Presumed adrenal insufficiency in neonates treated with corticosteroids for the prevention of bronchopulmonary dysplasia

J Perinatol. 2022 Jan;42(1):65-71. doi: 10.1038/s41372-021-01251-y. Epub 2021 Nov 1.


Objective: To determine if extremely preterm (EPT) neonates receiving dexamethasone for the prevention of BPD have a higher incidence of presumed adrenal insufficiency (PAI).

Study design: Retrospective cohort study of neonates <28 weeks gestation examining PAI after dexamethasone use and PAI after intratracheal budesonide with surfactant administration.

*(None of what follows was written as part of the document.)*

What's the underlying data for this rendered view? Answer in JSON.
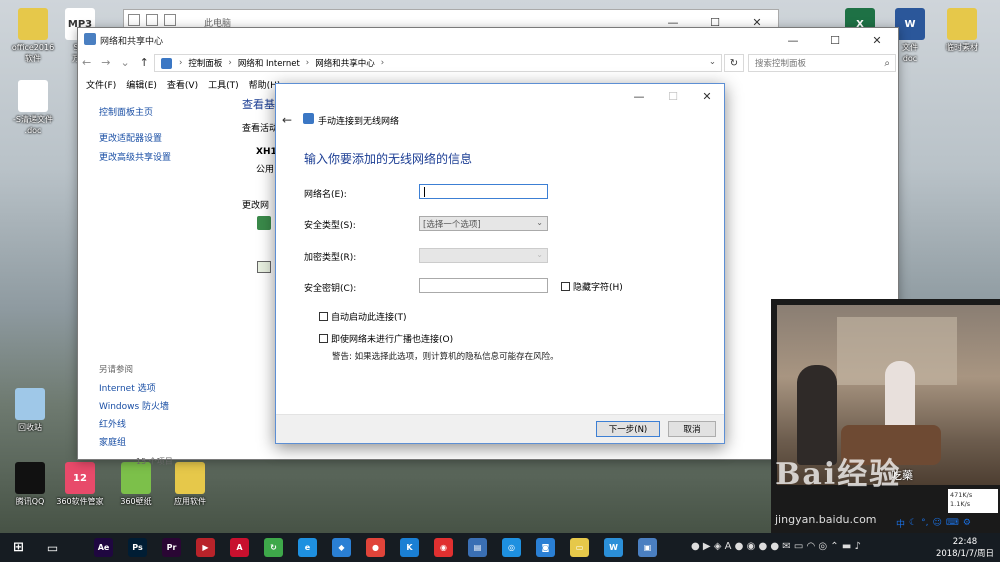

Result: Of 332 neonates, 38% received dexamethasone. The incidence of PAI was higher in neonates who had received dexamethasone (20.8% vs 2.9%, p < 0.001). However, for intubated babies receiving surfactant, dexamethasone was not independently associated with increased PAI after adjusting for gestational age, birthweight, and race (aOR 2.92, 95% CI: 0.79-10.85). Dexamethasone was independently associated with increased PAI in infants previously receiving budesonide/surfactant treatment (aOR 5.38, 95% CI: 1.38-20.90).

Conclusion: The use of dexamethasone alone was not associated with increased PAI, when adjusted for prematurity-related factors. The combination of budesonide with dexamethasone was significantly associated with increased PAI.

MeSH terms

  • Adrenal Cortex Hormones / therapeutic use
  • Adrenal Insufficiency* / chemically induced
  • Adrenal Insufficiency* / epidemiology
  • Adrenal Insufficiency* / prevention & control
  • Bronchopulmonary Dysplasia* / etiology
  • Budesonide / adverse effects
  • Dexamethasone / adverse effects
  • Humans
  • Infant
  • Infant, Newborn
  • Pulmonary Surfactants* / therapeutic use
  • Respiration, Artificial / adverse effects
  • Retrospective Studies
  • Surface-Active Agents / therapeutic use


  • Adrenal Cortex Hormones
  • Pulmonary Surfactants
  • Surface-Active Agents
  • Budesonide
  • Dexamethasone